::: RECORD EXCERPTS

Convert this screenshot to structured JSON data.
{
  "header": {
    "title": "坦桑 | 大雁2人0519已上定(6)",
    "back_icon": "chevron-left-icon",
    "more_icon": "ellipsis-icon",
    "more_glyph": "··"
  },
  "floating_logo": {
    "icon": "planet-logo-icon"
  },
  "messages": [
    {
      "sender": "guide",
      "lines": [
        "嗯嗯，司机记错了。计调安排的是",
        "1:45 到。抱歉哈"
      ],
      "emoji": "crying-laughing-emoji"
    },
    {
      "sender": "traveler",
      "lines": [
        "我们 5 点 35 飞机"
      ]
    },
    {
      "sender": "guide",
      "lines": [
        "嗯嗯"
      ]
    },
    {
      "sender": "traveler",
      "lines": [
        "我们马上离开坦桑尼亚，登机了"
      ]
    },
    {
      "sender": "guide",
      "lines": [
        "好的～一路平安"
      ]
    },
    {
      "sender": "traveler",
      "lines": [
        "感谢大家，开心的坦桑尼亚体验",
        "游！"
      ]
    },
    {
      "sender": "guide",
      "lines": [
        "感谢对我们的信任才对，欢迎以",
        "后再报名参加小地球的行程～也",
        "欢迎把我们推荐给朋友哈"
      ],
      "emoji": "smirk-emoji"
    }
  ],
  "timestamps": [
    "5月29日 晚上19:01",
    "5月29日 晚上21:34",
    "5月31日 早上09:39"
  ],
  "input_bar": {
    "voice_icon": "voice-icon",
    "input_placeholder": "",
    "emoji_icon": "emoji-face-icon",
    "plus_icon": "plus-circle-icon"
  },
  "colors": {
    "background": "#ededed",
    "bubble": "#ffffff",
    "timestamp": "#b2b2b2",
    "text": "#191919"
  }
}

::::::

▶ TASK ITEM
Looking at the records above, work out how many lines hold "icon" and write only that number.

▶ YOUR SOLUTION
6